_Aim of the task_. Go through the data below and repeat it exactly, skipping each picture.

_Study material_.
______
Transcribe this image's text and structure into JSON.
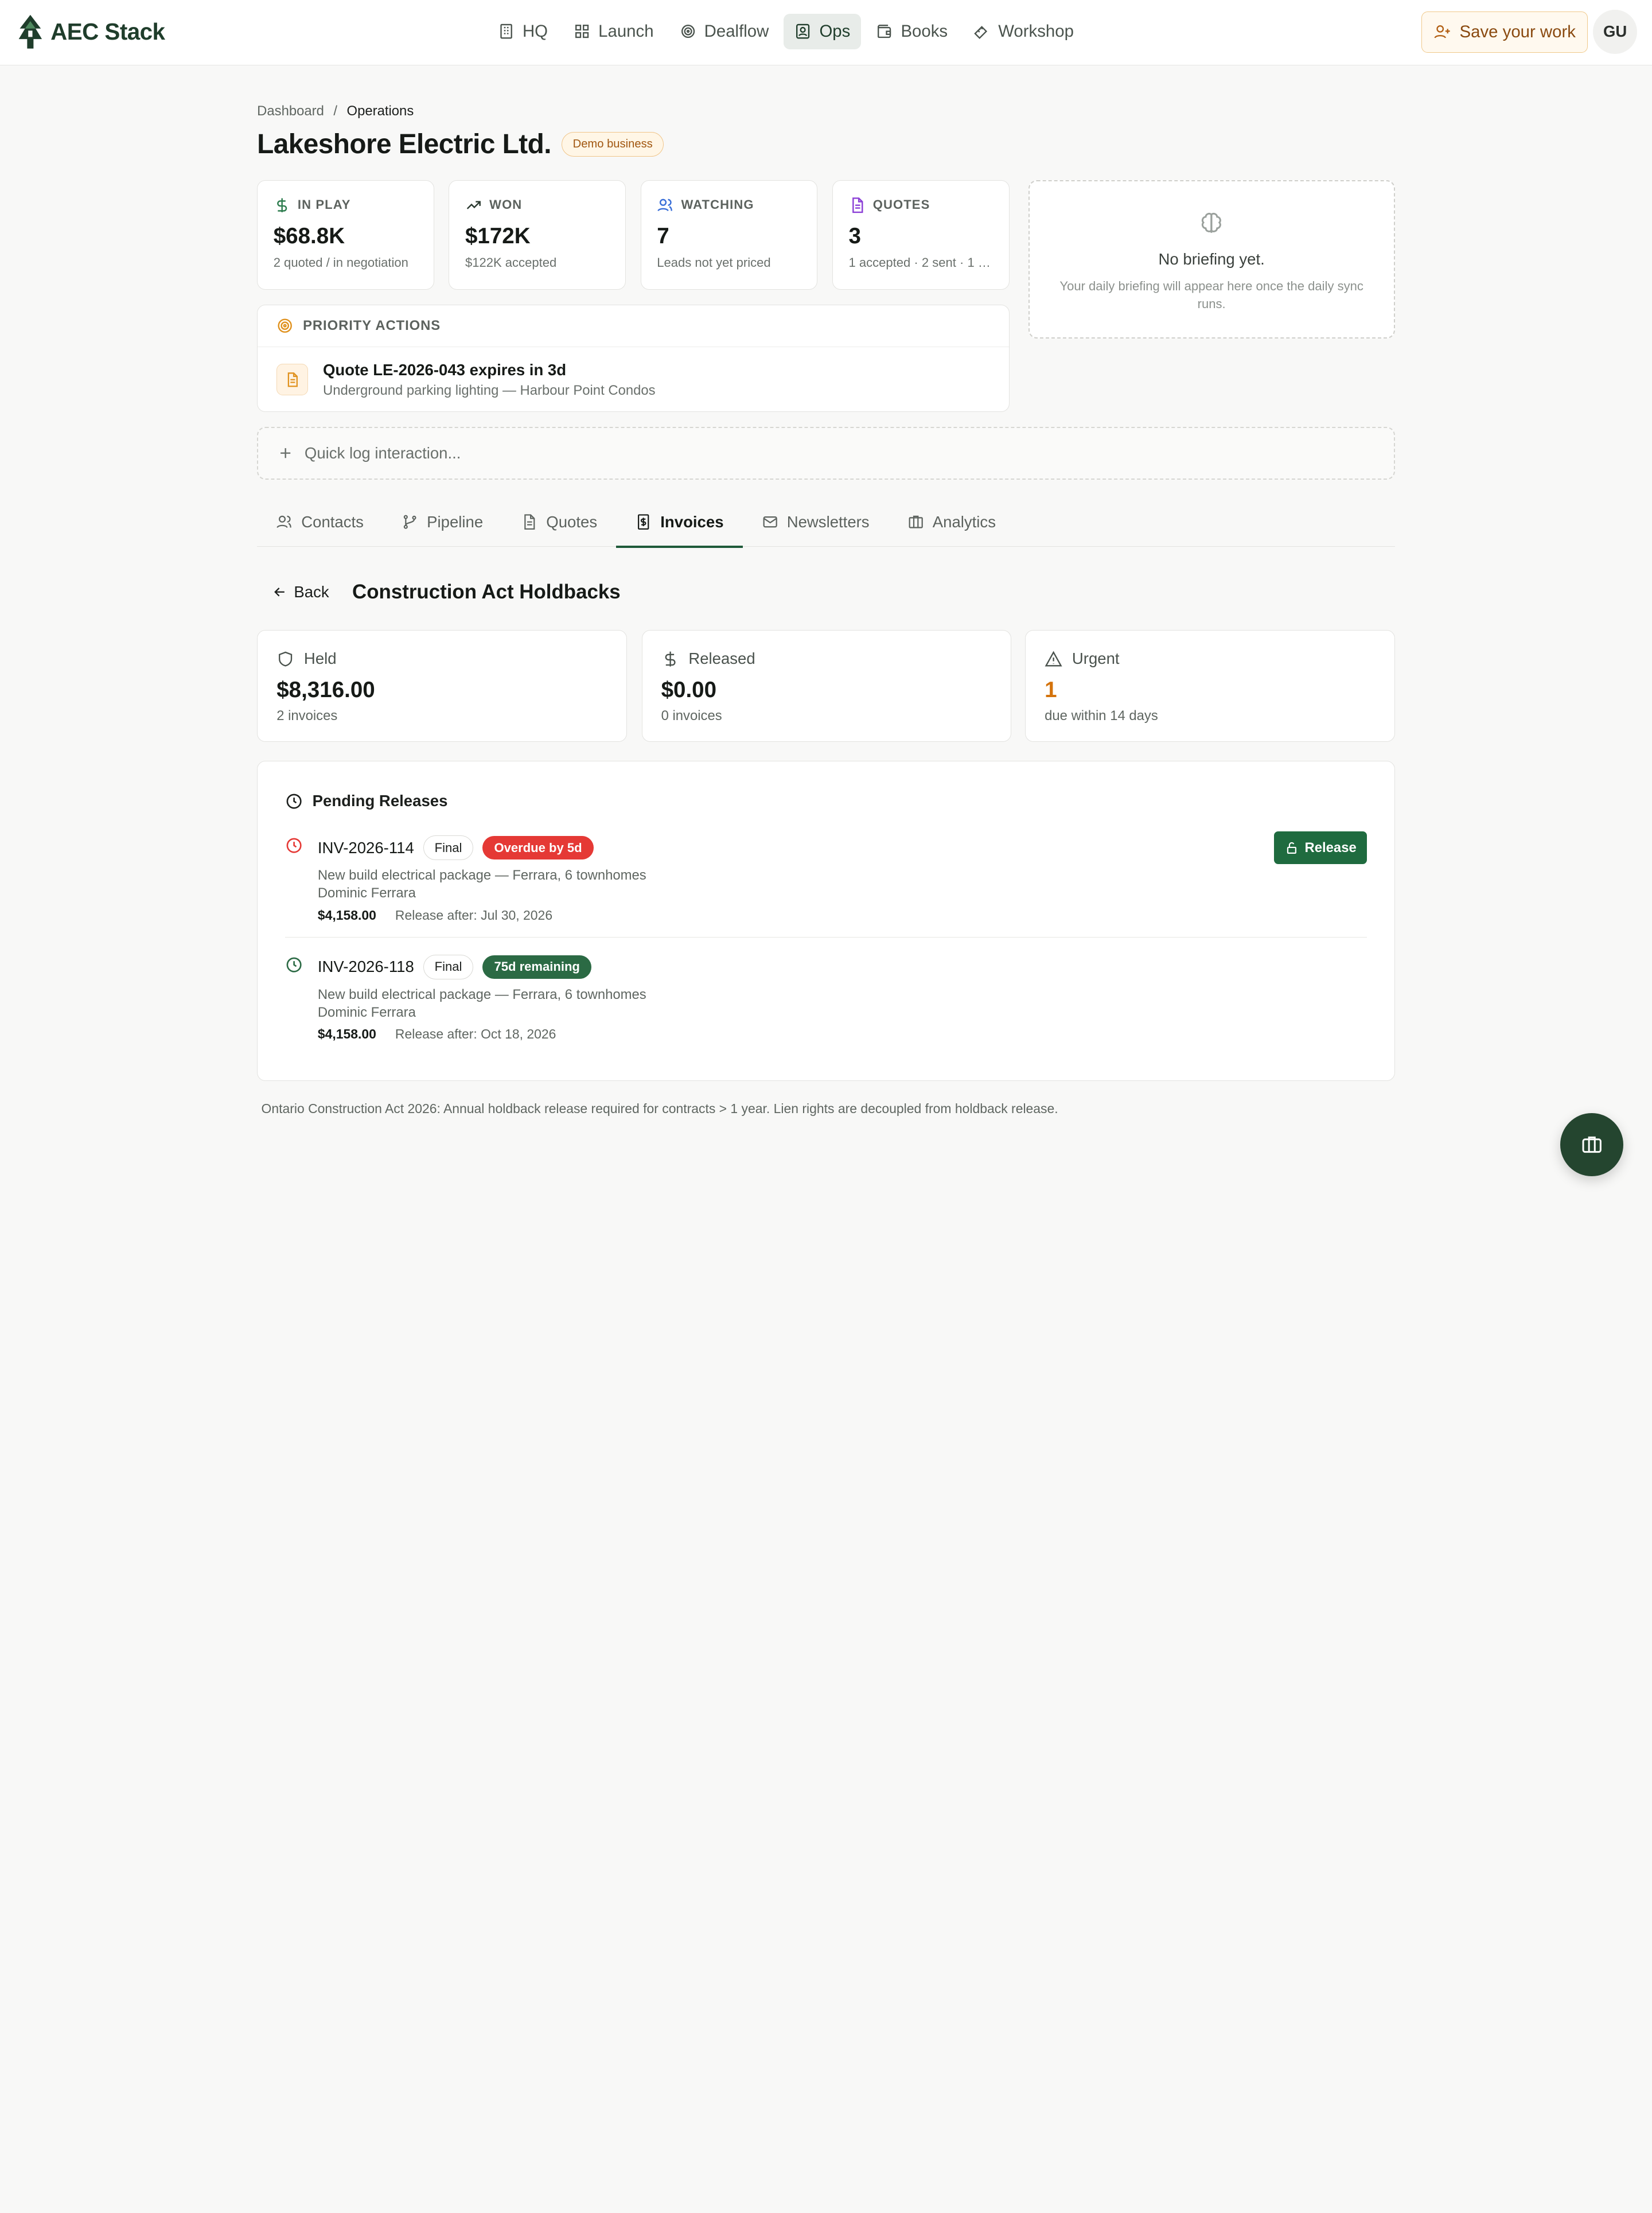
{
  "brand": {
    "name": "AEC Stack"
  },
  "nav": [
    {
      "label": "HQ",
      "icon": "building-icon"
    },
    {
      "label": "Launch",
      "icon": "grid-icon"
    },
    {
      "label": "Dealflow",
      "icon": "target-icon"
    },
    {
      "label": "Ops",
      "icon": "contact-icon",
      "active": true
    },
    {
      "label": "Books",
      "icon": "wallet-icon"
    },
    {
      "label": "Workshop",
      "icon": "ruler-icon"
    }
  ],
  "header": {
    "save_label": "Save your work",
    "avatar_initials": "GU"
  },
  "breadcrumb": {
    "root": "Dashboard",
    "sep": "/",
    "current": "Operations"
  },
  "page": {
    "title": "Lakeshore Electric Ltd.",
    "badge": "Demo business"
  },
  "stats": [
    {
      "label": "IN PLAY",
      "value": "$68.8K",
      "sub": "2 quoted / in negotiation",
      "color": "#2e7d4f"
    },
    {
      "label": "WON",
      "value": "$172K",
      "sub": "$122K accepted",
      "color": "#2b3a30"
    },
    {
      "label": "WATCHING",
      "value": "7",
      "sub": "Leads not yet priced",
      "color": "#3a6fd8"
    },
    {
      "label": "QUOTES",
      "value": "3",
      "sub": "1 accepted · 2 sent · 1 d...",
      "color": "#8b3fd6"
    }
  ],
  "briefing": {
    "title": "No briefing yet.",
    "sub": "Your daily briefing will appear here once the daily sync runs."
  },
  "priority": {
    "heading": "PRIORITY ACTIONS",
    "items": [
      {
        "title": "Quote LE-2026-043 expires in 3d",
        "sub": "Underground parking lighting — Harbour Point Condos"
      }
    ]
  },
  "quicklog": {
    "label": "Quick log interaction..."
  },
  "tabs": [
    {
      "label": "Contacts"
    },
    {
      "label": "Pipeline"
    },
    {
      "label": "Quotes"
    },
    {
      "label": "Invoices",
      "active": true
    },
    {
      "label": "Newsletters"
    },
    {
      "label": "Analytics"
    }
  ],
  "holdbacks": {
    "back_label": "Back",
    "title": "Construction Act Holdbacks",
    "cards": [
      {
        "label": "Held",
        "value": "$8,316.00",
        "sub": "2 invoices"
      },
      {
        "label": "Released",
        "value": "$0.00",
        "sub": "0 invoices"
      },
      {
        "label": "Urgent",
        "value": "1",
        "sub": "due within 14 days"
      }
    ],
    "pending_heading": "Pending Releases",
    "invoices": [
      {
        "id": "INV-2026-114",
        "type": "Final",
        "status": "Overdue by 5d",
        "desc": "New build electrical package — Ferrara, 6 townhomes",
        "contact": "Dominic Ferrara",
        "amount": "$4,158.00",
        "release_after": "Release after: Jul 30, 2026",
        "action": "Release"
      },
      {
        "id": "INV-2026-118",
        "type": "Final",
        "status": "75d remaining",
        "desc": "New build electrical package — Ferrara, 6 townhomes",
        "contact": "Dominic Ferrara",
        "amount": "$4,158.00",
        "release_after": "Release after: Oct 18, 2026"
      }
    ],
    "footnote": "Ontario Construction Act 2026: Annual holdback release required for contracts > 1 year. Lien rights are decoupled from holdback release."
  },
  "colors": {
    "accent": "#1f6b3f",
    "danger": "#e53935",
    "warning": "#d4730c"
  }
}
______
_Response area_.
Transcribe this image's text and structure into JSON.
{
  "brand": {
    "name": "AEC Stack"
  },
  "nav": [
    {
      "label": "HQ",
      "icon": "building-icon"
    },
    {
      "label": "Launch",
      "icon": "grid-icon"
    },
    {
      "label": "Dealflow",
      "icon": "target-icon"
    },
    {
      "label": "Ops",
      "icon": "contact-icon",
      "active": true
    },
    {
      "label": "Books",
      "icon": "wallet-icon"
    },
    {
      "label": "Workshop",
      "icon": "ruler-icon"
    }
  ],
  "header": {
    "save_label": "Save your work",
    "avatar_initials": "GU"
  },
  "breadcrumb": {
    "root": "Dashboard",
    "sep": "/",
    "current": "Operations"
  },
  "page": {
    "title": "Lakeshore Electric Ltd.",
    "badge": "Demo business"
  },
  "stats": [
    {
      "label": "IN PLAY",
      "value": "$68.8K",
      "sub": "2 quoted / in negotiation",
      "color": "#2e7d4f"
    },
    {
      "label": "WON",
      "value": "$172K",
      "sub": "$122K accepted",
      "color": "#2b3a30"
    },
    {
      "label": "WATCHING",
      "value": "7",
      "sub": "Leads not yet priced",
      "color": "#3a6fd8"
    },
    {
      "label": "QUOTES",
      "value": "3",
      "sub": "1 accepted · 2 sent · 1 d...",
      "color": "#8b3fd6"
    }
  ],
  "briefing": {
    "title": "No briefing yet.",
    "sub": "Your daily briefing will appear here once the daily sync runs."
  },
  "priority": {
    "heading": "PRIORITY ACTIONS",
    "items": [
      {
        "title": "Quote LE-2026-043 expires in 3d",
        "sub": "Underground parking lighting — Harbour Point Condos"
      }
    ]
  },
  "quicklog": {
    "label": "Quick log interaction..."
  },
  "tabs": [
    {
      "label": "Contacts"
    },
    {
      "label": "Pipeline"
    },
    {
      "label": "Quotes"
    },
    {
      "label": "Invoices",
      "active": true
    },
    {
      "label": "Newsletters"
    },
    {
      "label": "Analytics"
    }
  ],
  "holdbacks": {
    "back_label": "Back",
    "title": "Construction Act Holdbacks",
    "cards": [
      {
        "label": "Held",
        "value": "$8,316.00",
        "sub": "2 invoices"
      },
      {
        "label": "Released",
        "value": "$0.00",
        "sub": "0 invoices"
      },
      {
        "label": "Urgent",
        "value": "1",
        "sub": "due within 14 days"
      }
    ],
    "pending_heading": "Pending Releases",
    "invoices": [
      {
        "id": "INV-2026-114",
        "type": "Final",
        "status": "Overdue by 5d",
        "desc": "New build electrical package — Ferrara, 6 townhomes",
        "contact": "Dominic Ferrara",
        "amount": "$4,158.00",
        "release_after": "Release after: Jul 30, 2026",
        "action": "Release"
      },
      {
        "id": "INV-2026-118",
        "type": "Final",
        "status": "75d remaining",
        "desc": "New build electrical package — Ferrara, 6 townhomes",
        "contact": "Dominic Ferrara",
        "amount": "$4,158.00",
        "release_after": "Release after: Oct 18, 2026"
      }
    ],
    "footnote": "Ontario Construction Act 2026: Annual holdback release required for contracts > 1 year. Lien rights are decoupled from holdback release."
  },
  "colors": {
    "accent": "#1f6b3f",
    "danger": "#e53935",
    "warning": "#d4730c"
  }
}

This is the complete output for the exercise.